The WSU Clark County Extension has used farm fieldtrips to support nutrition education for students since 2014. That year, four groups of young people visited Heritage Farm. By 2015, eight groups of 385 kids participated in “farm to fork” field day events.
Next year, a two-year, $100,000 USDA Farm to School grant will allow Clark County Public Health to partner with the WSU Clark County Extension to build on the farm to fork model. The result will be replicable field guide and the opportunity for children attending five additional schools in the Vancouver Public Schools district to get their hands dirty while learning about the local food system.
“Food system education is only one benefit of farm to school programs. Farm to school is also an investment in the health of the local agricultural economy,” said Melissa Martin, farm to school program coordinator at Clark County Public Health. “The farm to school program connects farms to new large-scale customers.
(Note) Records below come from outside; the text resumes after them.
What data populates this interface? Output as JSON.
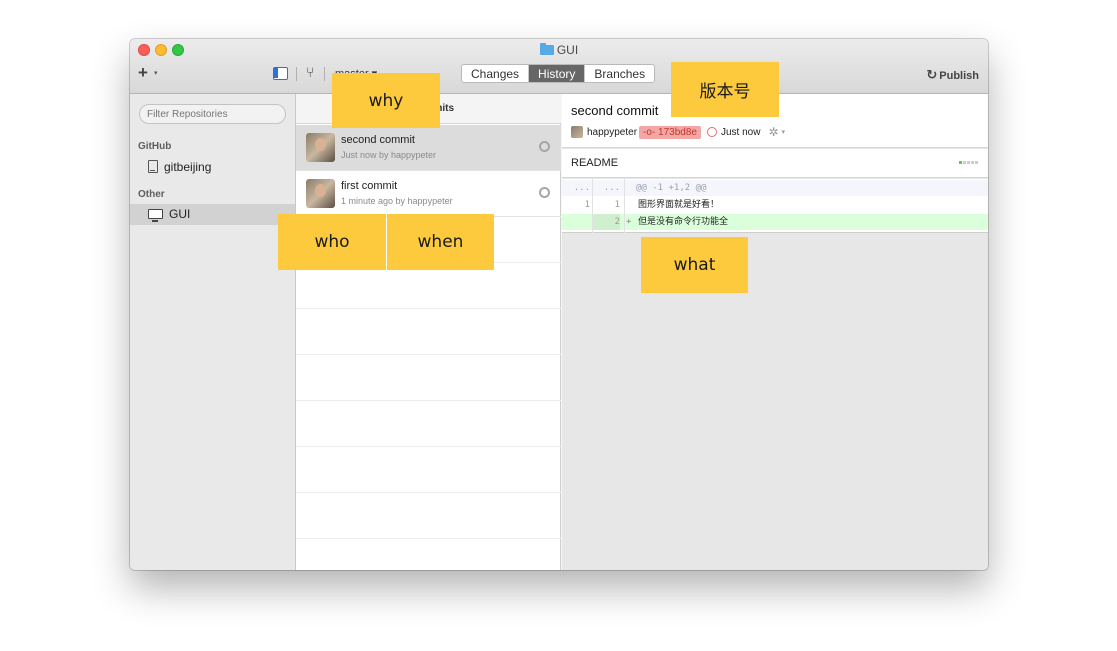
{
  "window": {
    "title": "GUI",
    "folder_icon": "folder-icon"
  },
  "toolbar": {
    "add_label": "+",
    "add_caret": "▾",
    "branch_label": "master ▾",
    "tabs": [
      {
        "label": "Changes",
        "active": false
      },
      {
        "label": "History",
        "active": true
      },
      {
        "label": "Branches",
        "active": false
      }
    ],
    "publish_icon": "↻",
    "publish_label": "Publish"
  },
  "sidebar": {
    "filter_placeholder": "Filter Repositories",
    "groups": [
      {
        "label": "GitHub",
        "items": [
          {
            "label": "gitbeijing",
            "icon": "repo-icon"
          }
        ]
      },
      {
        "label": "Other",
        "items": [
          {
            "label": "GUI",
            "icon": "monitor-icon",
            "selected": true
          }
        ]
      }
    ]
  },
  "commit_list": {
    "header": "2 Commits",
    "commits": [
      {
        "title": "second commit",
        "sub": "Just now by happypeter",
        "selected": true
      },
      {
        "title": "first commit",
        "sub": "1 minute ago by happypeter",
        "selected": false
      }
    ]
  },
  "detail": {
    "title": "second commit",
    "author": "happypeter",
    "sha": "-o- 173bd8e",
    "time": "Just now",
    "file": "README",
    "diff": {
      "hunk": "@@ -1 +1,2 @@",
      "hunk_ln": "...",
      "lines": [
        {
          "old": "1",
          "new": "1",
          "sign": "",
          "text": "图形界面就是好看！",
          "type": "context"
        },
        {
          "old": "",
          "new": "2",
          "sign": "+",
          "text": "但是没有命令行功能全",
          "type": "added"
        }
      ]
    }
  },
  "annotations": {
    "why": "why",
    "who": "who",
    "when": "when",
    "what": "what",
    "version": "版本号"
  },
  "colors": {
    "annotation": "#fdc93d",
    "sha_badge": "#f3a6a6",
    "added_line": "#dbffdb",
    "active_tab": "#666666"
  }
}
That is a critical link for our region’s farmers and food producers.”
Clark County Public Health will use the farm to school grant to help schools expand the number and variety of regionally-sourced food products used in their nutrition services departments by defining a regional procurement area and tracking regional purchases, Martin said.
In Clark County, expanding local and regional procurement is a key goal for Vancouver Public Schools. Mari Ovens, director of nutrition services at VPS, said, “Farm to school supports our school district goal to incorporate even more regionally produced foods in our menus while providing a valuable educational experience for our students.”
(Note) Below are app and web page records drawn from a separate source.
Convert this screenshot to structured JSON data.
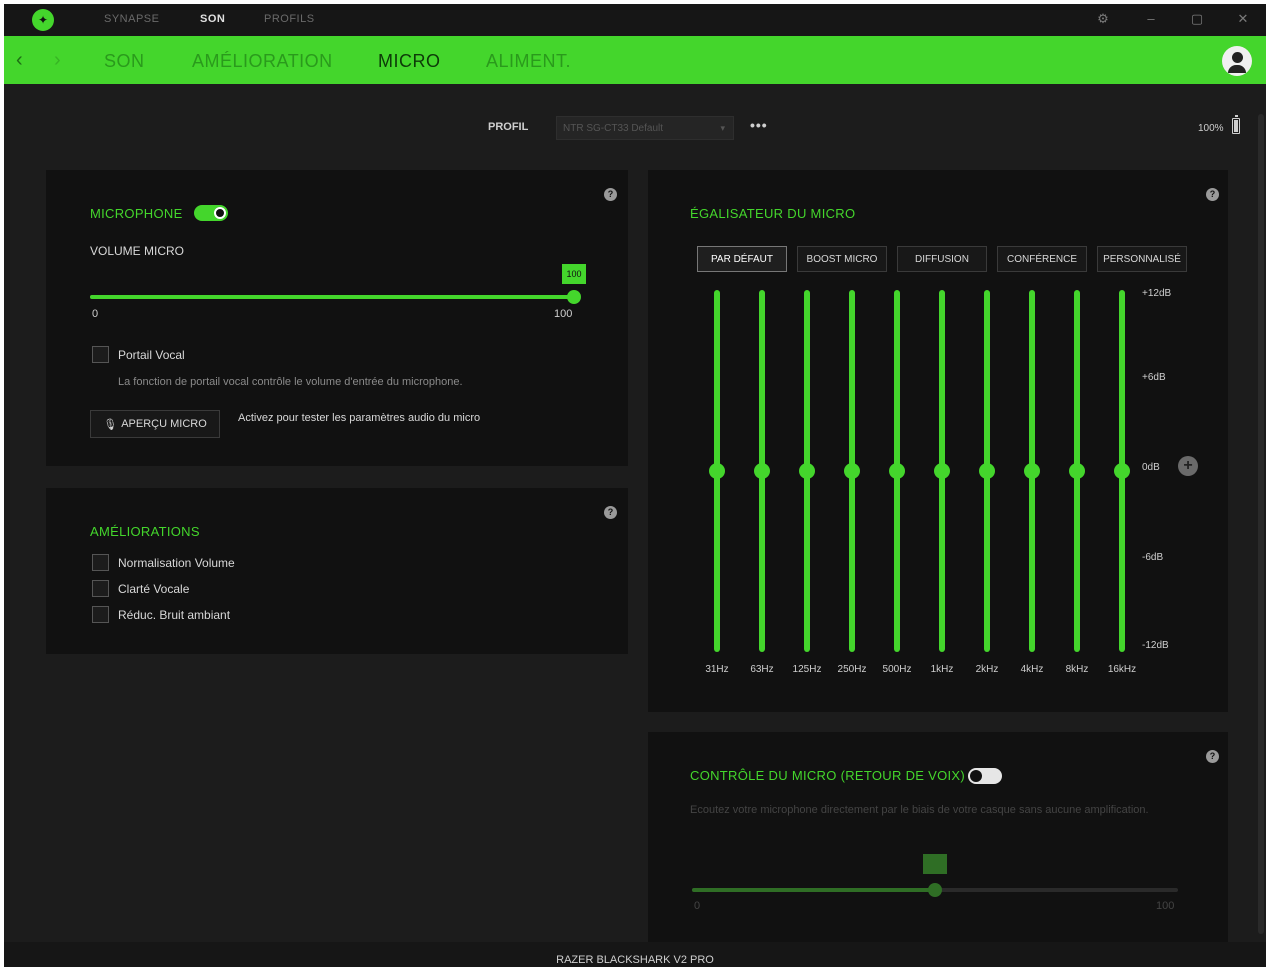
{
  "titlebar": {
    "tabs": [
      {
        "label": "SYNAPSE",
        "active": false
      },
      {
        "label": "SON",
        "active": true
      },
      {
        "label": "PROFILS",
        "active": false
      }
    ],
    "settings_icon": "gear-icon",
    "minimize_icon": "minimize-icon",
    "maximize_icon": "maximize-icon",
    "close_icon": "close-icon"
  },
  "nav": {
    "back_icon": "chevron-left-icon",
    "forward_icon": "chevron-right-icon",
    "tabs": [
      {
        "label": "SON",
        "active": false
      },
      {
        "label": "AMÉLIORATION",
        "active": false
      },
      {
        "label": "MICRO",
        "active": true
      },
      {
        "label": "ALIMENT.",
        "active": false
      }
    ],
    "avatar_icon": "user-avatar-icon"
  },
  "profile": {
    "label": "PROFIL",
    "selected": "NTR SG-CT33 Default",
    "more_label": "•••",
    "battery": "100%"
  },
  "microphone_panel": {
    "title": "MICROPHONE",
    "enabled": true,
    "volume_label": "VOLUME MICRO",
    "volume_value": "100",
    "volume_percent": 100,
    "min_label": "0",
    "max_label": "100",
    "voice_gate_label": "Portail Vocal",
    "voice_gate_desc": "La fonction de portail vocal contrôle le volume d'entrée du microphone.",
    "preview_button": "APERÇU MICRO",
    "preview_desc": "Activez pour tester les paramètres audio du micro"
  },
  "enhancements_panel": {
    "title": "AMÉLIORATIONS",
    "items": [
      {
        "label": "Normalisation Volume",
        "checked": false
      },
      {
        "label": "Clarté Vocale",
        "checked": false
      },
      {
        "label": "Réduc. Bruit ambiant",
        "checked": false
      }
    ]
  },
  "eq_panel": {
    "title": "ÉGALISATEUR DU MICRO",
    "presets": [
      {
        "label": "PAR DÉFAUT",
        "active": true
      },
      {
        "label": "BOOST MICRO",
        "active": false
      },
      {
        "label": "DIFFUSION",
        "active": false
      },
      {
        "label": "CONFÉRENCE",
        "active": false
      },
      {
        "label": "PERSONNALISÉ",
        "active": false
      }
    ],
    "db_labels": [
      "+12dB",
      "+6dB",
      "0dB",
      "-6dB",
      "-12dB"
    ],
    "bands": [
      {
        "freq": "31Hz",
        "gain_db": 0
      },
      {
        "freq": "63Hz",
        "gain_db": 0
      },
      {
        "freq": "125Hz",
        "gain_db": 0
      },
      {
        "freq": "250Hz",
        "gain_db": 0
      },
      {
        "freq": "500Hz",
        "gain_db": 0
      },
      {
        "freq": "1kHz",
        "gain_db": 0
      },
      {
        "freq": "2kHz",
        "gain_db": 0
      },
      {
        "freq": "4kHz",
        "gain_db": 0
      },
      {
        "freq": "8kHz",
        "gain_db": 0
      },
      {
        "freq": "16kHz",
        "gain_db": 0
      }
    ]
  },
  "sidetone_panel": {
    "title": "CONTRÔLE DU MICRO (RETOUR DE VOIX)",
    "enabled": false,
    "desc": "Ecoutez votre microphone directement par le biais de votre casque sans aucune amplification.",
    "value_percent": 50,
    "min_label": "0",
    "max_label": "100"
  },
  "footer": {
    "device_name": "RAZER BLACKSHARK V2 PRO"
  },
  "colors": {
    "accent": "#44d62c",
    "panel_bg": "#111111",
    "app_bg": "#1c1c1c"
  }
}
“This summer, nutrition service staff will get an orientation to the grant and learn about the value of local products through farm fieldtrips and meet-the-supplier interactions,” Martin added. “Future trainings may include culinary trainings to help staff incorporate newly sourced regional foods into their menus.”
“Farmer in the Classroom” presentations, taste tests of new foods in the cafeteria, and point-of-sale marketing to promote fresh, local foods on the cafeteria line will also be part of the project activities. For example, VPS elementary school cafeterias will highlight regional produce though a “Farm Fresh Friday” program that that will be implemented in the 2016-17 school year.
Will a farm to school program significantly impact the local agricultural economy? According to the 2015 USDA Farm to School Census, the answer is yes. The census documented the positive impact of farm to school programs across the country. It found that schools with a farm to school program invested 105 percent more in local purchases in 2014 than they had the year before. In 2014, this represented nearly $800 million in local food from farmers, ranchers, fishermen, and food processors and manufacturers.
Alan Melnick, health officer and director of Clark County Public Health, sees farm to school as an effective way to support healthy communities.
“We are excited to have this opportunity to partner with Vancouver Public Schools and WSU Clark County Extension to support local agriculture, engage students in hands-on learning, and improve access to healthy, regional food,” Melnick said.
The nationwide farm to school program began in 2005. Since then, farm to school programs have been established in at least 42 percent of school districts across the U.S., according to a 2015 USDA census.
“Helping to bring our partners in agriculture, schools, and food distribution together to promote the health and wellness of our local community is part of our public health mission,” Martin said.